_EXERCISE_
Examine the records below and count how many lines contain the string "magic". Give only the number.

(Beginning of DATA EXCERPTS)

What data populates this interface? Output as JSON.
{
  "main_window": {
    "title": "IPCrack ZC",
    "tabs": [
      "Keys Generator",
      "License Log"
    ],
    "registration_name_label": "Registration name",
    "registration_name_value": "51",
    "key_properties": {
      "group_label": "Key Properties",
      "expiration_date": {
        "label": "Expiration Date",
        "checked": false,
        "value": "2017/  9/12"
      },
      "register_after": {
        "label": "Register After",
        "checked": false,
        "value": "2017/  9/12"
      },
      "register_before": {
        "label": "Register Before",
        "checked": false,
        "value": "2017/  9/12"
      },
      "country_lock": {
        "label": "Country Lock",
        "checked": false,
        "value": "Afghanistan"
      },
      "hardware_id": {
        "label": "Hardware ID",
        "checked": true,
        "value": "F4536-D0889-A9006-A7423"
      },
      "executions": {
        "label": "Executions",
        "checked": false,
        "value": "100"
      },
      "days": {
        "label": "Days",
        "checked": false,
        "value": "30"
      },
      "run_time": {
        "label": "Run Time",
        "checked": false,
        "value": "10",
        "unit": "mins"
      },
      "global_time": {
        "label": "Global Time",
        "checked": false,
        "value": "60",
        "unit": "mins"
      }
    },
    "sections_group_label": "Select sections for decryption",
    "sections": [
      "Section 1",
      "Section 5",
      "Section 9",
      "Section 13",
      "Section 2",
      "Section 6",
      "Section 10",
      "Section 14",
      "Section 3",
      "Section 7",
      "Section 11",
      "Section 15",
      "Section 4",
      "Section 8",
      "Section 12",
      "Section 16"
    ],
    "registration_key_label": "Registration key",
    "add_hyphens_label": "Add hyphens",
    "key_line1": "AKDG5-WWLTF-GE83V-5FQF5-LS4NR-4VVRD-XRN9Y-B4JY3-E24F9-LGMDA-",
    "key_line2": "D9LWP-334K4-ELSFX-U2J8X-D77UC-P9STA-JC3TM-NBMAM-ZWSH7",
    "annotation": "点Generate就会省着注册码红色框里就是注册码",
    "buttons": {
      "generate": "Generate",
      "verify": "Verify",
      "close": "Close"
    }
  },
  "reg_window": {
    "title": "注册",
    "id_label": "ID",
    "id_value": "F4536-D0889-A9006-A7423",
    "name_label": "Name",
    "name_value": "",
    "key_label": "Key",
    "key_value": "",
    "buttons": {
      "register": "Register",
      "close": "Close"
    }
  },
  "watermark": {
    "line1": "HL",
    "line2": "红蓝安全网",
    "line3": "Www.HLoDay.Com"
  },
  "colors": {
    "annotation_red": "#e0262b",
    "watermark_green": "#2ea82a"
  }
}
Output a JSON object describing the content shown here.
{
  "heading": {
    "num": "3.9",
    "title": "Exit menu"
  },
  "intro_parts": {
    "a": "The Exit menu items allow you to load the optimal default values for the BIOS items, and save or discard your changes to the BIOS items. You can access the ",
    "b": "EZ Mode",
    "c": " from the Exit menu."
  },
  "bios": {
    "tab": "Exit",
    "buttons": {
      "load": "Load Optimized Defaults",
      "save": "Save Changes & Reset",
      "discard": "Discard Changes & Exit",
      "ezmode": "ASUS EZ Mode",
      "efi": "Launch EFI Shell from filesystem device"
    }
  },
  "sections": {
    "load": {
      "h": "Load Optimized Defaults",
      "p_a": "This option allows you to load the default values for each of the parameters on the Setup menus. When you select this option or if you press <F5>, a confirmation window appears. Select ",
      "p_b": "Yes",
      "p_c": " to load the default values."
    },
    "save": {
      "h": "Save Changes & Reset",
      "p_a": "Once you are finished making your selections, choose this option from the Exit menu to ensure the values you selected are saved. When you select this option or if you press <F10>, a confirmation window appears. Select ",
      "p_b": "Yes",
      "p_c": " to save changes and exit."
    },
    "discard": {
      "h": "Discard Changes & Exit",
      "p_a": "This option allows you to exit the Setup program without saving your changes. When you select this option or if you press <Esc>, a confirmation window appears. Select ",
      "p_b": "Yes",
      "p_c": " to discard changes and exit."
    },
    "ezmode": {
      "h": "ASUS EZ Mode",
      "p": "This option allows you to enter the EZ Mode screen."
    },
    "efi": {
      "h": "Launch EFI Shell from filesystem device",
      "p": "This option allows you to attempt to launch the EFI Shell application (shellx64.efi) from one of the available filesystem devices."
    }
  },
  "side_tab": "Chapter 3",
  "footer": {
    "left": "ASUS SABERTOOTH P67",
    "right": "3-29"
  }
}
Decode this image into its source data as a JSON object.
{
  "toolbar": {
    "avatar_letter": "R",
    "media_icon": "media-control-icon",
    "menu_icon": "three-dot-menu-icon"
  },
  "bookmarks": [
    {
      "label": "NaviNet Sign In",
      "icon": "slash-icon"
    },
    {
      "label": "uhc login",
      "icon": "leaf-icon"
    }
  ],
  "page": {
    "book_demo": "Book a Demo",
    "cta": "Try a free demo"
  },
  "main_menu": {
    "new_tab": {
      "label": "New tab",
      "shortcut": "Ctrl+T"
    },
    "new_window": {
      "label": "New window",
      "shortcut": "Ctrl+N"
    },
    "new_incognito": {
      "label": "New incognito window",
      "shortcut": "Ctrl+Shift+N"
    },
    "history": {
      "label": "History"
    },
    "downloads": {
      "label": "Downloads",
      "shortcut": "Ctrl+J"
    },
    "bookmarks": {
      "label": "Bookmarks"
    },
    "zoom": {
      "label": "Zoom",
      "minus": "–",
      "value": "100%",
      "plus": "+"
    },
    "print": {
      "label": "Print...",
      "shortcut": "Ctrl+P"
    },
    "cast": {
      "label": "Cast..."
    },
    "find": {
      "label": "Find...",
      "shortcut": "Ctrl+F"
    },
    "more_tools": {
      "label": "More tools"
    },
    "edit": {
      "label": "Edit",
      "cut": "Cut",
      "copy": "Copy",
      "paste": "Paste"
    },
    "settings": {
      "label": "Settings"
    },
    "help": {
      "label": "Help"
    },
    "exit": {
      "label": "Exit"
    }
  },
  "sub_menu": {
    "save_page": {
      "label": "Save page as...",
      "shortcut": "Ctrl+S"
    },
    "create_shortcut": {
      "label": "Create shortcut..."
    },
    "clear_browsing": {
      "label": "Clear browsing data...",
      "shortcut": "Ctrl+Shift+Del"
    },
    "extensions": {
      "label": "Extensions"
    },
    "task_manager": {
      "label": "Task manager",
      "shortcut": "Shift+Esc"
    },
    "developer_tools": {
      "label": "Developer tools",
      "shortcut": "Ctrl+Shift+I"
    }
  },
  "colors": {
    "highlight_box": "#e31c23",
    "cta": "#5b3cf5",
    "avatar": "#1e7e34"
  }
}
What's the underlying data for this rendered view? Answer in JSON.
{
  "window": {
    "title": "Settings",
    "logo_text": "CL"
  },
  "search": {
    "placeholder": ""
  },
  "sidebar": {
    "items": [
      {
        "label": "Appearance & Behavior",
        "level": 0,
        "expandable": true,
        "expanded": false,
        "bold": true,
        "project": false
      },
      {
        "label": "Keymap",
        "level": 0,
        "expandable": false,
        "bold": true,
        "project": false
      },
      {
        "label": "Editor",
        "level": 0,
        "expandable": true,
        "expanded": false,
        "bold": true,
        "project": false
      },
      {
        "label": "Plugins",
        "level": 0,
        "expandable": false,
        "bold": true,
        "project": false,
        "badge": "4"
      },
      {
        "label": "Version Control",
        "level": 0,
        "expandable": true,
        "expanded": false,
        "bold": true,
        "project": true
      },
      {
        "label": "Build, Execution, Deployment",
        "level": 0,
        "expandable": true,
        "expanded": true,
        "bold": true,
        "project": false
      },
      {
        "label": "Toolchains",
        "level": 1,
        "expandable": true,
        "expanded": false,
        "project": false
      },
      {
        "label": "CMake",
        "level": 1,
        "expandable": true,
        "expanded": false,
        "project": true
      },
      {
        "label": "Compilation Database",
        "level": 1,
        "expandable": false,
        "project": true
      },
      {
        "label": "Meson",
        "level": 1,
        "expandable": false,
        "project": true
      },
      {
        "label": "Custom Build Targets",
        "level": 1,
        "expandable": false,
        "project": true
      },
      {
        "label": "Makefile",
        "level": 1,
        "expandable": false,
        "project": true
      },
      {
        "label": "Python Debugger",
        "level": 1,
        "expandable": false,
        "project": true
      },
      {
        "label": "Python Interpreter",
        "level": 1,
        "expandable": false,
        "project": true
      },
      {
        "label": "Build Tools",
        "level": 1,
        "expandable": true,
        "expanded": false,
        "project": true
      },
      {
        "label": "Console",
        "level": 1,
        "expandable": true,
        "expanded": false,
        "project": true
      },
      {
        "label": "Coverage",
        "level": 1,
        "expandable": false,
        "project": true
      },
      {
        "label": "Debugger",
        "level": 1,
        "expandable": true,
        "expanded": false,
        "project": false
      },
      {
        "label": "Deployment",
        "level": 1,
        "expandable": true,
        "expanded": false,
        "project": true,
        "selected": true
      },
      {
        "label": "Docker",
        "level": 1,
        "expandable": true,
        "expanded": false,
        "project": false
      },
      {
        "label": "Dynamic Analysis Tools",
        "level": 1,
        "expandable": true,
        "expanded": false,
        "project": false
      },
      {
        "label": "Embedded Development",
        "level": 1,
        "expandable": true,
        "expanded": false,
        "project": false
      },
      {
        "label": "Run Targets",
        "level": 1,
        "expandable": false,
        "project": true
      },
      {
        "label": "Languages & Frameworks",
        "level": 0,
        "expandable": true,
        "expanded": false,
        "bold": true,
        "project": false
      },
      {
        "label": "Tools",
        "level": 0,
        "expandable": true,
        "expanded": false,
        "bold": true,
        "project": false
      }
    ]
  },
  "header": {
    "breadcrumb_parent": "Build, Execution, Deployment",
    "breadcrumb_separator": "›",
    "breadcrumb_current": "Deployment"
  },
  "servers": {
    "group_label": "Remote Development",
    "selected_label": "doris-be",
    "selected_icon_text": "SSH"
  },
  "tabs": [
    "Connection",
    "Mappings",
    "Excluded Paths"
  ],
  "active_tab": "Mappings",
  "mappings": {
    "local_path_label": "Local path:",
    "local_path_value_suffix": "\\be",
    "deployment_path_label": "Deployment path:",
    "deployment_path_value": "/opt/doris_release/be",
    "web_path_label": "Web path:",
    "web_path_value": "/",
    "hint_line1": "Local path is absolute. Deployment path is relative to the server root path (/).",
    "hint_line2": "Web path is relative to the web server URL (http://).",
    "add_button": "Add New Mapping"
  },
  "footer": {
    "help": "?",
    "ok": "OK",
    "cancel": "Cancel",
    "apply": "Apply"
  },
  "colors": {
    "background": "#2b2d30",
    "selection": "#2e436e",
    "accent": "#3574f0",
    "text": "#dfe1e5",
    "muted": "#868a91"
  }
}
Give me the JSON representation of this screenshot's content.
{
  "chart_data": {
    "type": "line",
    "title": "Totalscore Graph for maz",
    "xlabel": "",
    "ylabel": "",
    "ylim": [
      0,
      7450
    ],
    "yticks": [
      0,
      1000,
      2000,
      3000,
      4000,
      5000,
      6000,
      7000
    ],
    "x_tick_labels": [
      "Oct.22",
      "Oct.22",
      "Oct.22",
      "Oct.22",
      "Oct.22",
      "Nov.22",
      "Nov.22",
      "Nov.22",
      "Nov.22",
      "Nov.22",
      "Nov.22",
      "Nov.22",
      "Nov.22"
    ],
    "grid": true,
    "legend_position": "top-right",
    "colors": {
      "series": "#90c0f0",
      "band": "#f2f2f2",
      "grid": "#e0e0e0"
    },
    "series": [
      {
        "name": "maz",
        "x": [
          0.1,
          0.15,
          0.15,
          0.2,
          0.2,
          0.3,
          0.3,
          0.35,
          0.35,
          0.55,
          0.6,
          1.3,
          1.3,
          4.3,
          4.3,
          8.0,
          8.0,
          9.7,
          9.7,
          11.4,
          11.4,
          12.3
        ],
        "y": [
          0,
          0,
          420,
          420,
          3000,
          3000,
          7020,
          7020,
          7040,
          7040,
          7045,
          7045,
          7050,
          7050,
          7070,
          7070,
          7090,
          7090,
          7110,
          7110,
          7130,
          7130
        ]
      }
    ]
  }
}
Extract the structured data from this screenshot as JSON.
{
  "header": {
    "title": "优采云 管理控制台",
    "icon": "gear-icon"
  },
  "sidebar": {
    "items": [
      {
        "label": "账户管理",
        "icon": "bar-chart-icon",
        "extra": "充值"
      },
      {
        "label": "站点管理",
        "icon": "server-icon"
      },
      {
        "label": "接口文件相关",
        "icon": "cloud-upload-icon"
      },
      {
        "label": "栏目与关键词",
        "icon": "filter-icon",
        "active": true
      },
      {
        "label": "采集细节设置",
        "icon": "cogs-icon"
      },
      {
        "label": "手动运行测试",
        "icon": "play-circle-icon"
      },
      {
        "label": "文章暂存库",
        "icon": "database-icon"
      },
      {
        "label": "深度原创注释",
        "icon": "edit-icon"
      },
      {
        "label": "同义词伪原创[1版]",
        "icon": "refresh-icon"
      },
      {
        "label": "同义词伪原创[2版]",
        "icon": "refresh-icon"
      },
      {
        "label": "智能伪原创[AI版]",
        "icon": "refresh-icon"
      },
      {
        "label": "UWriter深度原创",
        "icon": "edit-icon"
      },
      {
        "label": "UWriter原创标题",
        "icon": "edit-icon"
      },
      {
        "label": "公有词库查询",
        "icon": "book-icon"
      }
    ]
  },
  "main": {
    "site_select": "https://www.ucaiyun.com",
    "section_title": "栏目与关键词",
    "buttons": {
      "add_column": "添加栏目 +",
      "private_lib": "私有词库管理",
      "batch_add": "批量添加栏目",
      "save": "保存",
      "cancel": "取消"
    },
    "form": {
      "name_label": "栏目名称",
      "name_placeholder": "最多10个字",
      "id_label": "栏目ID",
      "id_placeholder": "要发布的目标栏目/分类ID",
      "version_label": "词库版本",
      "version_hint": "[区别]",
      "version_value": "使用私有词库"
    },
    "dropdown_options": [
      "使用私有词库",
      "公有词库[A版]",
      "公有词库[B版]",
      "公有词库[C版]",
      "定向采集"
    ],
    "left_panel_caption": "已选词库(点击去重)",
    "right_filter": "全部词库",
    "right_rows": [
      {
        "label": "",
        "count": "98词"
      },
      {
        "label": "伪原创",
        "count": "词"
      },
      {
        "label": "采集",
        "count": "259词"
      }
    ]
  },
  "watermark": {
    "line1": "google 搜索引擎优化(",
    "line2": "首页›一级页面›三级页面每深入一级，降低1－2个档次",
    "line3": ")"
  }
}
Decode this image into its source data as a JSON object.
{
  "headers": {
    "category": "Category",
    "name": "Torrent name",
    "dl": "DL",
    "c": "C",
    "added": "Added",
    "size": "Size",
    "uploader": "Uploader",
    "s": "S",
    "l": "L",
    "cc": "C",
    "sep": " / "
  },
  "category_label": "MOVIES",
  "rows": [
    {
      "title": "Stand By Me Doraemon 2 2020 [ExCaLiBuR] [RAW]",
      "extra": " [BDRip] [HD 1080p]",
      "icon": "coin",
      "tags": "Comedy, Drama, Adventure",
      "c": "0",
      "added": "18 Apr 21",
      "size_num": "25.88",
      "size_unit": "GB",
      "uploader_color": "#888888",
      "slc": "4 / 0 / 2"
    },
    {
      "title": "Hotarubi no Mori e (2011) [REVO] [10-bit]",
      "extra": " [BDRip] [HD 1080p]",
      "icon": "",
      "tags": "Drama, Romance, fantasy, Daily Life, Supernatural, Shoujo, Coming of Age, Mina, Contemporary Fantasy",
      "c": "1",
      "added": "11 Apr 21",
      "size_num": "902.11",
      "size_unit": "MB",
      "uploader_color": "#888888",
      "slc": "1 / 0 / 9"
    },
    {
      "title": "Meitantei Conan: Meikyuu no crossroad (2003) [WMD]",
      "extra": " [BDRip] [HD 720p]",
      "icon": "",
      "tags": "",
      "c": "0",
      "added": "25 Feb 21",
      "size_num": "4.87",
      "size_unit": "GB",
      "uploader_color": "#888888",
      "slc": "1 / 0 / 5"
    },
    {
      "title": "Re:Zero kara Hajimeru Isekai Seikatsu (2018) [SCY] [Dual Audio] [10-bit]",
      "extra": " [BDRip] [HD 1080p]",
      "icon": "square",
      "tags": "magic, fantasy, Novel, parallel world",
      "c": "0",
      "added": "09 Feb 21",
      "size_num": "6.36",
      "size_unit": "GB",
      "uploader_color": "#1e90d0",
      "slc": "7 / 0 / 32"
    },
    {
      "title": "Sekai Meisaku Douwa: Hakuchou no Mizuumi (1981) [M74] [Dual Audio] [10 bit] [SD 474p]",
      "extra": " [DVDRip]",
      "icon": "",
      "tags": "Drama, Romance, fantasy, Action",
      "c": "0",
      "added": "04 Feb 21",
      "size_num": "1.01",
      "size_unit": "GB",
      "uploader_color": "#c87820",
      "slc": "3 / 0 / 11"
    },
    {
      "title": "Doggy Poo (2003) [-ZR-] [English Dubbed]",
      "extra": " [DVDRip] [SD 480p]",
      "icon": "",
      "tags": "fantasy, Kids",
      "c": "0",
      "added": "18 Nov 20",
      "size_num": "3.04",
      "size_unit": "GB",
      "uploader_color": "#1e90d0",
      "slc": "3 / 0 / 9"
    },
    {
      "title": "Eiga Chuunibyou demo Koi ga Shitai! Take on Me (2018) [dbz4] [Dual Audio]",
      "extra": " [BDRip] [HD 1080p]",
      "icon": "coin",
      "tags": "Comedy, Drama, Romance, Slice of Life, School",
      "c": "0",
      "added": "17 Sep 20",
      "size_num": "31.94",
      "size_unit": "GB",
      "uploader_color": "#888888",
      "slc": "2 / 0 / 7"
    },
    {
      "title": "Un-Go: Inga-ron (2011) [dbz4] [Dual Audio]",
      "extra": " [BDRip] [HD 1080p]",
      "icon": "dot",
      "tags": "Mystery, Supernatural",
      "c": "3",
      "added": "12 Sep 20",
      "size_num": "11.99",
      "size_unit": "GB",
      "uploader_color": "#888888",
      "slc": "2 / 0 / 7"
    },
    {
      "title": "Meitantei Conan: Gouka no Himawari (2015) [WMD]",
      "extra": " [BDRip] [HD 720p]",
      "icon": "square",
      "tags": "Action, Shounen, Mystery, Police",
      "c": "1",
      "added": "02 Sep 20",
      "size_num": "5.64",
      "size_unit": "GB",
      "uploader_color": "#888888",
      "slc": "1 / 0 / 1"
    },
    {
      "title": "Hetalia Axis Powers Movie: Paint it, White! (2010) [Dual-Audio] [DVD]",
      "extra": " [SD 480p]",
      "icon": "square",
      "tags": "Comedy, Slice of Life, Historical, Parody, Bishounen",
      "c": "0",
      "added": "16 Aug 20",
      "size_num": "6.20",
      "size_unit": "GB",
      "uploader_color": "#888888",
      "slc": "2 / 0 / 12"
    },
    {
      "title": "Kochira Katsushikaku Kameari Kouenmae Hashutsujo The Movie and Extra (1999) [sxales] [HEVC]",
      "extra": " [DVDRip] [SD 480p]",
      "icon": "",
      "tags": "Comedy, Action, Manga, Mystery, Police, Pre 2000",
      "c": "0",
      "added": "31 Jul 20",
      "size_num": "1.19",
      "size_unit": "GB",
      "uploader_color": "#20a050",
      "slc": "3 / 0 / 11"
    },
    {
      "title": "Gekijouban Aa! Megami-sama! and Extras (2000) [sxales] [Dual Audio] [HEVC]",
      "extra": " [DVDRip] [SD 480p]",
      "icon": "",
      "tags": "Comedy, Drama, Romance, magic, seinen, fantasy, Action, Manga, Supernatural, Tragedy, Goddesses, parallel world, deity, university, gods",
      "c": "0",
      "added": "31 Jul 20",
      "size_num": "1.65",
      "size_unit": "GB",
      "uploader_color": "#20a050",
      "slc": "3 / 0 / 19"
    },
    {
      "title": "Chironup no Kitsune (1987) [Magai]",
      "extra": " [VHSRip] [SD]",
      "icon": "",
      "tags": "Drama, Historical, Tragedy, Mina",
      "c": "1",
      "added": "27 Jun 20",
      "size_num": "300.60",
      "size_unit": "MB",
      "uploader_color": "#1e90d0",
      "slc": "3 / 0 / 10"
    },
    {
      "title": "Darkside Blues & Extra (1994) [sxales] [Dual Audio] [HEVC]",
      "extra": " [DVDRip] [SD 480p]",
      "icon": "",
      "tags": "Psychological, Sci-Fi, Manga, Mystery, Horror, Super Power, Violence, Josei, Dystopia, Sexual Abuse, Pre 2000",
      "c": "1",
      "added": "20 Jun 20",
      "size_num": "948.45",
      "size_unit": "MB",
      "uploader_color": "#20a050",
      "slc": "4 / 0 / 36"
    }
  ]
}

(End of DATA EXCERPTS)

_RESULT OF THIS TASK_
2